Question: The biblical accounts of the Last Supper show Our Lord offering his body and blood to the apostles. There is no mention of his partaking of either species. Why then does a priest who acts in the person of Christ consume the precious body and blood?
— David, via email
Answer: Well, to some degree, your premise is based on an argument from silence. That the Scriptures do not mention Jesus partaking does not necessarily mean he did not. However, if we accept the premise that Jesus did not himself partake of the Eucharist he offered, then your question still stands, and some further distinctions are needed.
Although it is true that the priest when celebrating Mass acts in persona Christi, this does not mean that is all he is or does. The priest does not cease to be himself. It is not as if he were merely an actor taking up a role, or a robot through whom the Lord acts. As a man, the priest remains a disciple, a sinner in need of grace and mercy.
For example, prior to the Eucharistic prayer, the priest asks the Lord to wash away his iniquities as he washes his hands. The priest also says other penitential prayers such as the Confiteor (I confess), the “Lord I am not worthy,” etc. Such prayers he utters on his own behalf and as one of God’s people. It would not be appropriate for him to utter these words if he were acting only in the person of Christ.

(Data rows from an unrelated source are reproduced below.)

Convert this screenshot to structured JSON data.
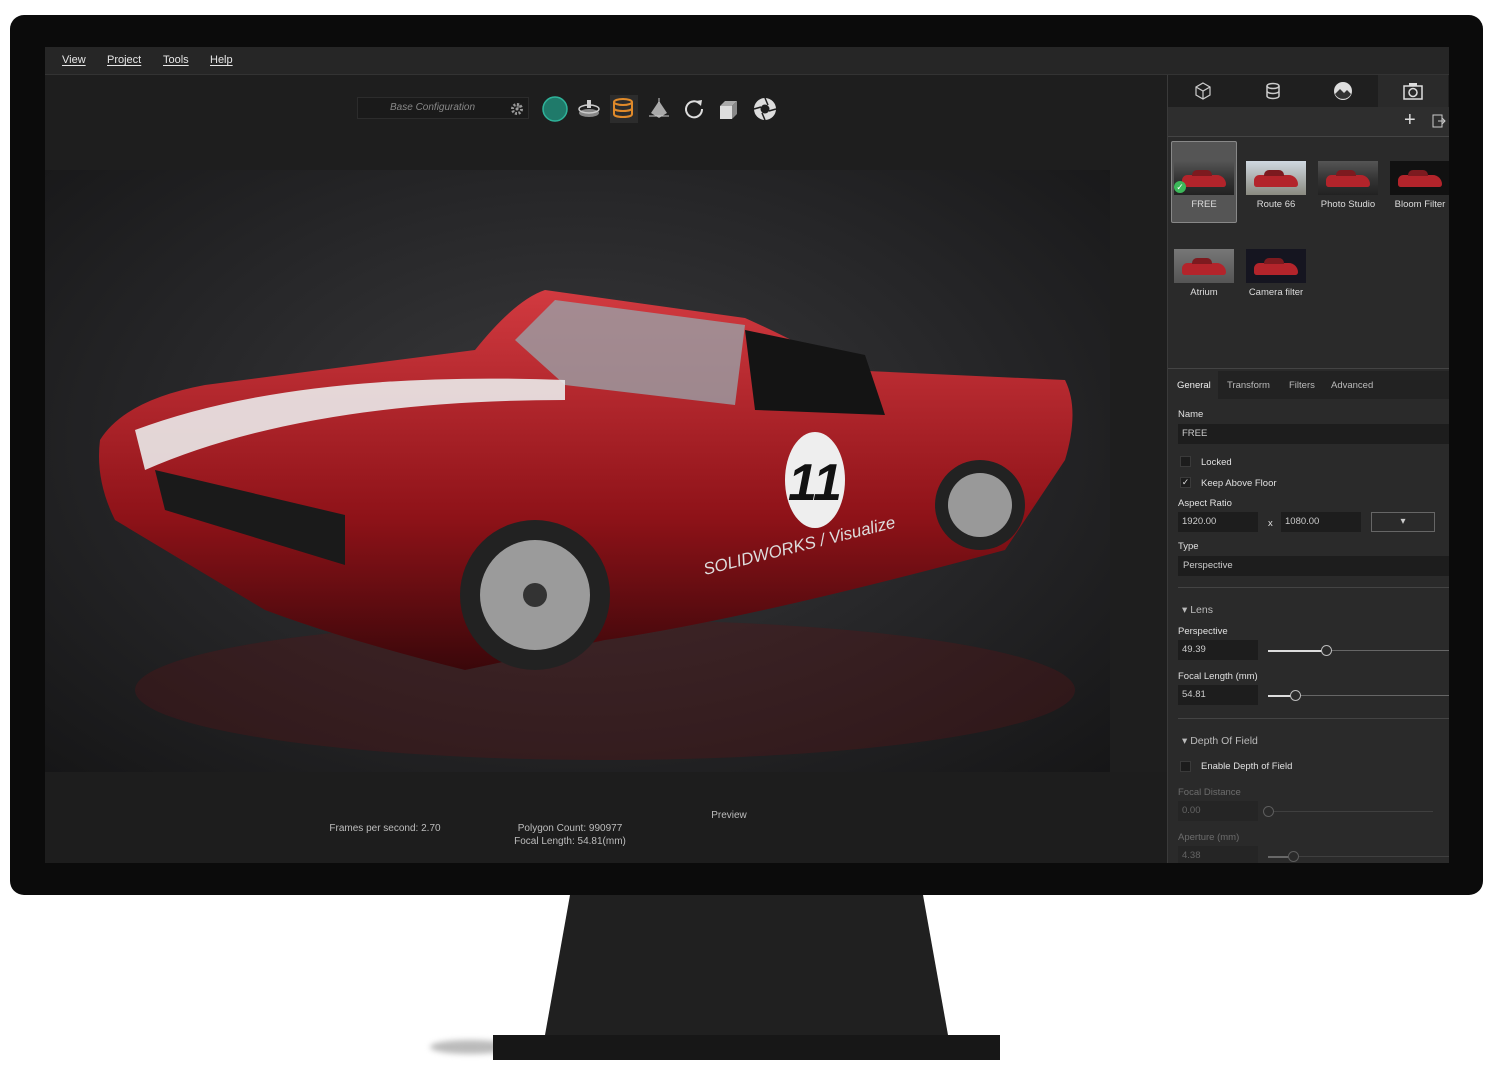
{
  "menu": [
    "View",
    "Project",
    "Tools",
    "Help"
  ],
  "toolbar": {
    "configuration": "Base Configuration",
    "icons": [
      "gear-icon",
      "environment-sphere-icon",
      "turntable-icon",
      "appearance-library-icon",
      "scene-object-icon",
      "reset-rotate-icon",
      "import-box-icon",
      "render-aperture-icon"
    ],
    "accent": "#1f8a78",
    "active": "#e08a2a"
  },
  "status": {
    "fps": "Frames per second: 2.70",
    "polygons": "Polygon Count: 990977",
    "focal": "Focal Length: 54.81(mm)",
    "mode": "Preview"
  },
  "panel": {
    "tabs": [
      "model-icon",
      "appearance-icon",
      "scene-icon",
      "camera-icon"
    ],
    "cameras": [
      {
        "label": "FREE",
        "selected": true
      },
      {
        "label": "Route 66"
      },
      {
        "label": "Photo Studio"
      },
      {
        "label": "Bloom Filter"
      },
      {
        "label": "Atrium"
      },
      {
        "label": "Camera filter"
      }
    ],
    "subtabs": [
      "General",
      "Transform",
      "Filters",
      "Advanced"
    ],
    "general": {
      "name_label": "Name",
      "name_value": "FREE",
      "locked_label": "Locked",
      "locked": false,
      "keep_label": "Keep Above Floor",
      "keep": true,
      "aspect_label": "Aspect Ratio",
      "width": "1920.00",
      "x": "x",
      "height": "1080.00",
      "type_label": "Type",
      "type_value": "Perspective",
      "lens_header": "Lens",
      "perspective_label": "Perspective",
      "perspective_value": "49.39",
      "perspective_slider": 0.32,
      "focal_label": "Focal Length (mm)",
      "focal_value": "54.81",
      "focal_slider": 0.15,
      "dof_header": "Depth Of Field",
      "dof_label": "Enable Depth of Field",
      "dof": false,
      "focal_distance_label": "Focal Distance",
      "focal_distance_value": "0.00",
      "focal_distance_slider": 0.0,
      "aperture_label": "Aperture (mm)",
      "aperture_value": "4.38",
      "aperture_slider": 0.14
    }
  },
  "viewport": {
    "car_number": "11",
    "car_decal": "SOLIDWORKS / Visualize",
    "car_color": "#a8141c"
  }
}
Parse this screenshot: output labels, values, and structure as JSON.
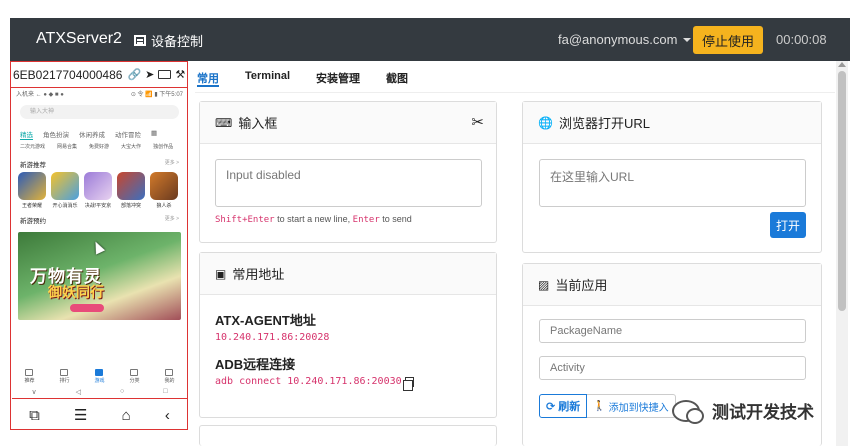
{
  "navbar": {
    "brand": "ATXServer2",
    "device_control_label": "设备控制",
    "user_email": "fa@anonymous.com",
    "stop_button": "停止使用",
    "timer": "00:00:08"
  },
  "device": {
    "serial": "6EB0217704000486",
    "status_left": "入机来 ← ● ◆ ■ ●",
    "status_right": "⊙ 令 📶 ▮ 下午5:07",
    "search_placeholder": "输入大神",
    "app_tabs": [
      "精选",
      "角色扮演",
      "休闲养成",
      "动作冒险"
    ],
    "sub_row": [
      "二次元游戏",
      "网易合集",
      "免费好游",
      "大宝大作",
      "独创作品"
    ],
    "recommend_title": "新游推荐",
    "more": "更多 >",
    "games": [
      {
        "label": "王者荣耀",
        "color": "#2c5bb8"
      },
      {
        "label": "开心消消乐",
        "color": "#f5c22a"
      },
      {
        "label": "决战!平安京",
        "color": "#9b7bd8"
      },
      {
        "label": "部落冲突",
        "color": "#c9462c"
      },
      {
        "label": "狼人杀",
        "color": "#d27a2a"
      }
    ],
    "new_title": "新游预约",
    "banner_line1": "万物有灵",
    "banner_line2": "御妖同行",
    "bottom_tabs": [
      "推荐",
      "排行",
      "游戏",
      "分类",
      "我的"
    ],
    "sys_nav": [
      "∨",
      "◁",
      "○",
      "□"
    ],
    "controls": [
      "⧉",
      "☰",
      "⌂",
      "‹"
    ]
  },
  "tabs": [
    "常用",
    "Terminal",
    "安装管理",
    "截图"
  ],
  "input_card": {
    "title": "输入框",
    "placeholder": "Input disabled",
    "hint_key1": "Shift+Enter",
    "hint_mid": " to start a new line, ",
    "hint_key2": "Enter",
    "hint_end": " to send"
  },
  "address_card": {
    "title": "常用地址",
    "agent_title": "ATX-AGENT地址",
    "agent_value": "10.240.171.86:20028",
    "adb_title": "ADB远程连接",
    "adb_value": "adb connect 10.240.171.86:20030"
  },
  "browser_card": {
    "title": "浏览器打开URL",
    "placeholder": "在这里输入URL",
    "open_button": "打开"
  },
  "app_card": {
    "title": "当前应用",
    "package_placeholder": "PackageName",
    "activity_placeholder": "Activity",
    "refresh_button": "刷新",
    "add_shortcut_button": "添加到快捷入"
  },
  "watermark": "测试开发技术",
  "colors": {
    "navbar_bg": "#343a40",
    "accent_blue": "#1a7ad9",
    "warning_yellow": "#f5b31e",
    "code_pink": "#d6336c",
    "device_border_red": "#dd3333"
  }
}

In other ways, the priest does manifest his role as acting in the person of Christ, particularly at consecration. He is also a sign of the presence of Christ in the liturgical assembly. Thus, people stand as he enters, and he is given a seat of prominence.

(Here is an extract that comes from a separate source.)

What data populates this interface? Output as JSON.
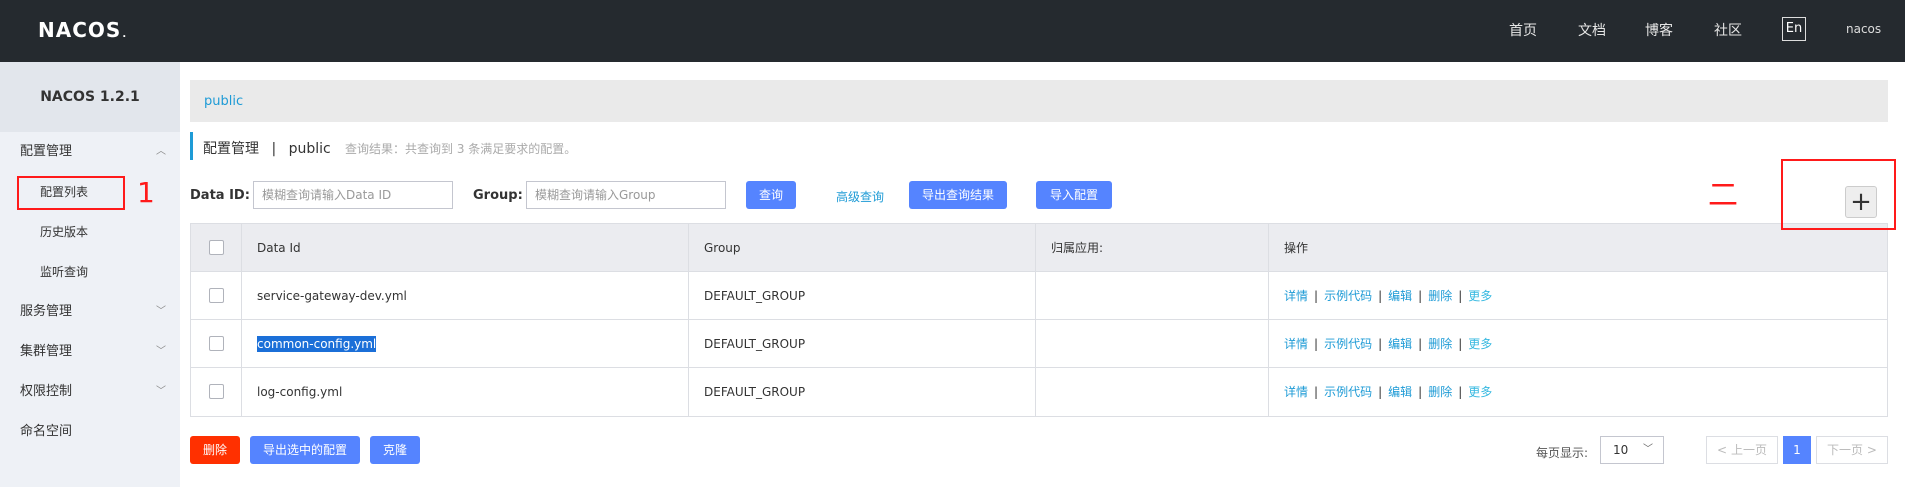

So, while the Lord does act through the priest, the priest does not thereby cease to be a human being in need of sacraments. He needs holy Communion just like everyone else.
The sin of ingratitude

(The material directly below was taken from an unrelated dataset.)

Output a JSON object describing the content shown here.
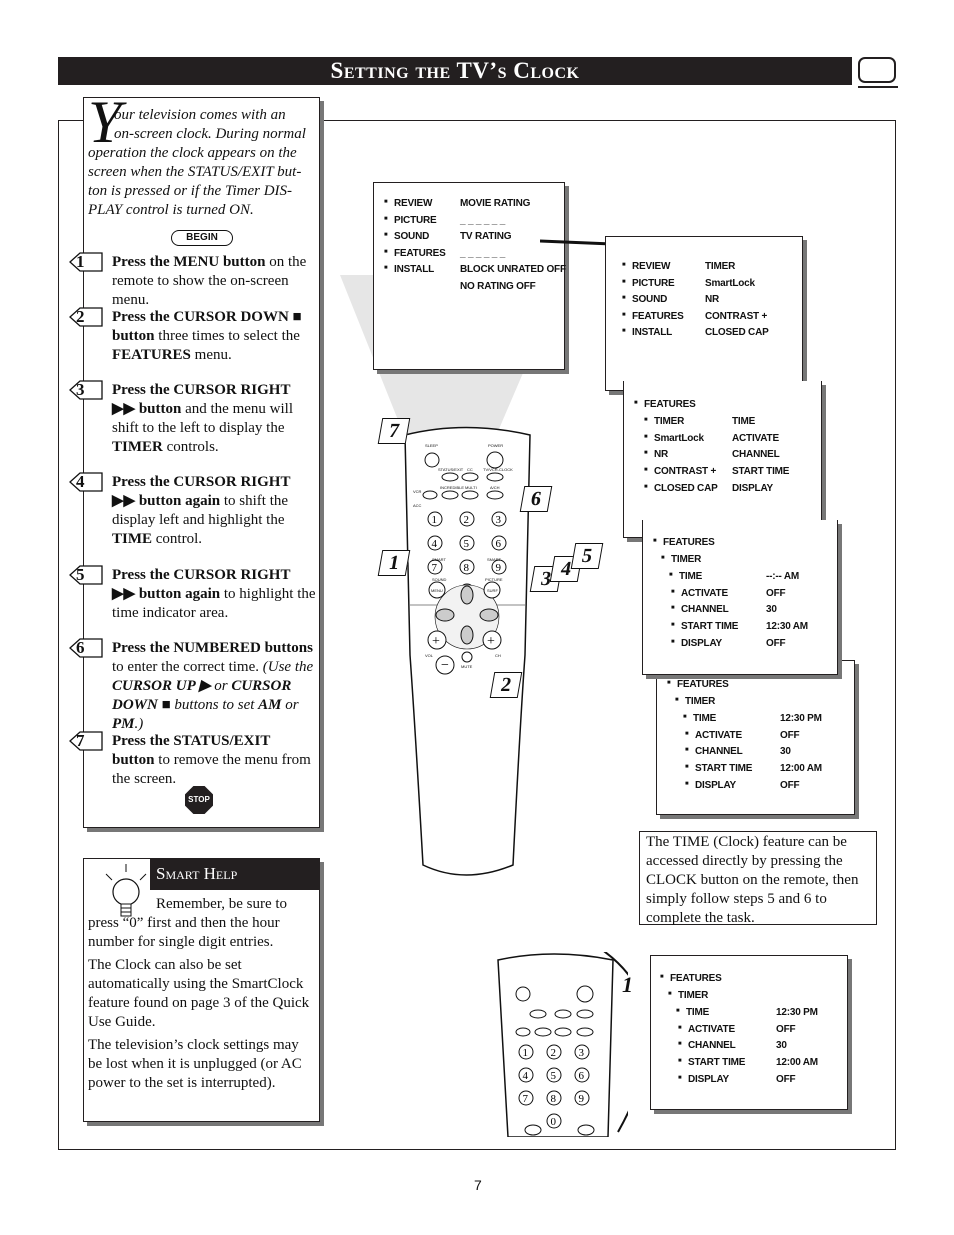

Question: Our priest said in a sermon recently that our deepest ingratitude is that we don’t even know what we should be grateful for. But how can I be grateful when I don’t even know what I have received?
— Name withheld, Michigan
Answer: Since gratitude is a virtue, ingratitude is the vice that stands opposed to it. St. Thomas Aquinas in the Summa (II, II q107 a2) distinguishes three types of ingratitude: The failure to return a favor received; the failure to express gratitude; and the failure to notice that one has received a gift at all. It would seem that your priest was speaking from this third insight.
Your question seems rooted in a scenario that someone has done something for me that I could not reasonably know. But what St. Thomas, and probably your priest, have in mind is a more deep-seated forgetfulness that sinfully fails to appreciate how much of life and all that goes with it is a gift from others. Life itself, every aspect of creation, and all that we have learned, from language to technology, has been carefully collected, taught and handed on. Even for things like roads and the electricity that reaches our homes, someone worked hard so we can enjoy these gifts.
To be consistently forgetful of such numerous gifts points to a deep-seated and selfish pattern that often leads us to a sinful ingratitude. For indeed we ought to be very aware of the astonishing number of gifts that we receive every day.
Msgr. Charles Pope is the pastor of Holy Comforter-St. Cyprian in Washington, D.C., and writes for the Archdiocese of Washington, D.C., blog at blog.adw.org. Send questions to Pastoral Answers, Our Sunday Visitor, 200 Noll Plaza, Huntington, IN 46750 or to firstname.lastname@example.org. Letters must be signed, but anonymity may be requested.